Why can’t the Review be objective about the Pilarcitos Creek park site?
No one has done more to confuse public about the Pilarcitos Creek park site than Half Moon Bay Review publisher Debra Godshall.
First, she devotes nearly two-thirds of her Wednesday column to a rambling allegory about a profligate household head who, against the advice of his attorney, buys a piece of land he can’t afford which happens to be infested with California red-legged frogs. Now you know how Ms. Godshall earned her reputation for subtlety.
After wasting several column inches this way, Godshall raises four points against the park. The first two are irrelevant and the second two are unsupported.
Ms. Godshall says that the city spent too much for the land, and that documents were improperly withheld from the public. I’m not saying these aren’t important issues, but they’re of no consequence in deciding whether to put a park on Pilarcitos Creek. Every time they are raised in that context, you can be assured that either the commenter is confused or is trying to confuse you.
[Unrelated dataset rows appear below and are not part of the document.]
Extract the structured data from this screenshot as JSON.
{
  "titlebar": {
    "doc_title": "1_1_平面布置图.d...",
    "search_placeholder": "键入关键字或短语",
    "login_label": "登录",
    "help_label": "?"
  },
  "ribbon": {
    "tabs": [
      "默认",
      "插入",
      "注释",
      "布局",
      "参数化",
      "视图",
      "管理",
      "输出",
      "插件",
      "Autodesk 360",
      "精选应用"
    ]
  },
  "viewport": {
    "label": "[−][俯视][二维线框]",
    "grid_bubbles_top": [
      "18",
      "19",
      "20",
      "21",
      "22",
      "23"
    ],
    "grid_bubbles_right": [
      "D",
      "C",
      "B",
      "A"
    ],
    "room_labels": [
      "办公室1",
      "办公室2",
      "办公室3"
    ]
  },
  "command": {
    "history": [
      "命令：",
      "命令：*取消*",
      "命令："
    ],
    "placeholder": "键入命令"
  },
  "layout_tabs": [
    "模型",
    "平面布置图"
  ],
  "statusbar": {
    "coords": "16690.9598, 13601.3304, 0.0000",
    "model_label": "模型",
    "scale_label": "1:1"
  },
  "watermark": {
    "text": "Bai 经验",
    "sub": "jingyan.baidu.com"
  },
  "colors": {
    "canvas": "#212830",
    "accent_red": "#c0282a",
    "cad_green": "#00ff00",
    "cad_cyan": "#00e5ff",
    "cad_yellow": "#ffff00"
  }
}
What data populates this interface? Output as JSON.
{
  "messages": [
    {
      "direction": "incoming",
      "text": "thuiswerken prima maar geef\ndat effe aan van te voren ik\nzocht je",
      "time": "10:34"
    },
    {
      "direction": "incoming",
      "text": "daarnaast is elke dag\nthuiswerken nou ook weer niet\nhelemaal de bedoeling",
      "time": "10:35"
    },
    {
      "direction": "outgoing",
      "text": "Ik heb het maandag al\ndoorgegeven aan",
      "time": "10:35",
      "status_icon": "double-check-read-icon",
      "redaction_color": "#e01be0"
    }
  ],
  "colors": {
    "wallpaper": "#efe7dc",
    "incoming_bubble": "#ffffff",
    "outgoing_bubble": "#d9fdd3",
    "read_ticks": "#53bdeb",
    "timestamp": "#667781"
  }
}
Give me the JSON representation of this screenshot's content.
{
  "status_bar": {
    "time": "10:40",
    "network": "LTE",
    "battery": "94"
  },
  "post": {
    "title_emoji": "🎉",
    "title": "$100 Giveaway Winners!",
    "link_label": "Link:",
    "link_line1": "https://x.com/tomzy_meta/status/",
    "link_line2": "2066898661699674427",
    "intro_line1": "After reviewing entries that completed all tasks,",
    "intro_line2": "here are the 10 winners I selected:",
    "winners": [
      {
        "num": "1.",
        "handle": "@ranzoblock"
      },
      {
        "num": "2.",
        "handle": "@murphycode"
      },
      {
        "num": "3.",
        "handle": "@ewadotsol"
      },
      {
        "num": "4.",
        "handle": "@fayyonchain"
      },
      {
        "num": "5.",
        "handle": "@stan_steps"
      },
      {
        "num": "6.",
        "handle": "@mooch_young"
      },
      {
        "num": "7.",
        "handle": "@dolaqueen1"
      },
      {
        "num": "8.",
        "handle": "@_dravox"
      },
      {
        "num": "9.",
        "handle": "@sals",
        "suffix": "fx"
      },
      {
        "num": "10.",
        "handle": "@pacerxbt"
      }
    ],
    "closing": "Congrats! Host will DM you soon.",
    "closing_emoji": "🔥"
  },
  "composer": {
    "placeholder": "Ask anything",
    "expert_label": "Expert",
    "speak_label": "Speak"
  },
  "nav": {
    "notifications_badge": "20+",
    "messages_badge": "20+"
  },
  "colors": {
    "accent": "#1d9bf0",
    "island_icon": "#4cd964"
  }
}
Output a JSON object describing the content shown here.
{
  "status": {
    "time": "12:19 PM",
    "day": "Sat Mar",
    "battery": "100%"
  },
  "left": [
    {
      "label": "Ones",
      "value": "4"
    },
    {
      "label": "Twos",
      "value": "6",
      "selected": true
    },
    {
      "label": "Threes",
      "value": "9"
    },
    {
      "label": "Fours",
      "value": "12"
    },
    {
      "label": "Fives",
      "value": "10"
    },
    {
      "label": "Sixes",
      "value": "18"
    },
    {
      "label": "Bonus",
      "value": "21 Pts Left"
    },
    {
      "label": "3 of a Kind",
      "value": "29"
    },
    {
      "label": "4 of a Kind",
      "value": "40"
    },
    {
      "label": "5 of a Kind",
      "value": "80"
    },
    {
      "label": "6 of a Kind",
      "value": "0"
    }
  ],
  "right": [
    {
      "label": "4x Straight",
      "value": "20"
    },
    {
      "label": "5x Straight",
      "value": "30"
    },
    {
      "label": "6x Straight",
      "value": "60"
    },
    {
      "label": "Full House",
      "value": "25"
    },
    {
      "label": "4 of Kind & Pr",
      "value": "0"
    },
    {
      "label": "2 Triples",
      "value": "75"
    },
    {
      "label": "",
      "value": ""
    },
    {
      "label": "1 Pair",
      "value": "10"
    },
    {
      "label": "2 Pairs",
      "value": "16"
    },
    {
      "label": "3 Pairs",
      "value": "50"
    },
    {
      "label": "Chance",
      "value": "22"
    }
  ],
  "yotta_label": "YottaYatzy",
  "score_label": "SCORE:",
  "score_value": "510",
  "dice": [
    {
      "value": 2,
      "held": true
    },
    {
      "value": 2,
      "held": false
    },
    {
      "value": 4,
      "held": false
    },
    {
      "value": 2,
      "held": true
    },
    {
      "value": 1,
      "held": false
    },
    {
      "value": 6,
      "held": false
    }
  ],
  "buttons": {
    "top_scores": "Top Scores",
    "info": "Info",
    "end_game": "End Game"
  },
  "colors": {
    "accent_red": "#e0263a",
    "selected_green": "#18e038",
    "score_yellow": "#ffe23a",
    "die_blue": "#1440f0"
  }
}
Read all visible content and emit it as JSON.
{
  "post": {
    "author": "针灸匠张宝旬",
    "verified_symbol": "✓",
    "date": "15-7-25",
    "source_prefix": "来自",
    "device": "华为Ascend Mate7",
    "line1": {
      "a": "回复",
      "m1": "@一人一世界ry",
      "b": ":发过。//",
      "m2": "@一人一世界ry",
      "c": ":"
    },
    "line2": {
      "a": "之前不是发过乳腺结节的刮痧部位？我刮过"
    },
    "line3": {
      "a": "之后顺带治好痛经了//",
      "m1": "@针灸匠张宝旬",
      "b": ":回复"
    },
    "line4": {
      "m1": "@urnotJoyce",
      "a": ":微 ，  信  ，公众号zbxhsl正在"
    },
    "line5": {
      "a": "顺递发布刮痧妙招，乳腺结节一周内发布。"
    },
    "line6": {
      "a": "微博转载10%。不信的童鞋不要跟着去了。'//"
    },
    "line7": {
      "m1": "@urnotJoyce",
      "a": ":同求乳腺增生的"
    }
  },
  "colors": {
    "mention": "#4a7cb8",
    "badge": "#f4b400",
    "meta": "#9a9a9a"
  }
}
The Economist aptly defines sunk costs as that which cannot be undone. Whether the city overpaid (which I doubt) doesn’t matter now that the city owns the land. Should the last city council have shared more of its work product with the citizens before buying the park? I’m not sure. Does it matter now? No, it doesn’t.
Then Ms. Godshall goes on to discuss the cost of the park, asking, "What’s the plan to raise the $10.4 million to make it into a real park?" That’s a misleadingly precise figure, $10.4 million, considering that the city’s consultants delivered an unitemized and unsubstantiated estimate nearly a year ago. Since then, the city has done nothing to figure out what its options are and what they would cost.
Finally, Ms. Godshall states, "If it is possible to develop the land after an endangered species has been found on the property, it will be a first for the Coastside, by the way." That argument says that Half Moon Bay will never have proper park anywhere. Perhaps she should ask how the city plans to deal with the endangered species no doubt lurking in its proposed park site on Sewer Plant Road.
She concludes: "We all want and deserve a park, we just can’t afford this one." Compared to what? Until the city costs out the park on Pilarcitos Creek and the one on Sewer Plant Road, how does she know?
Half Moon Bay must have a conversation about the kind of park it wants and what it is willing to spend. The Review has the opportunity to play an important role in that conversation, but it’s getting off to a poor start.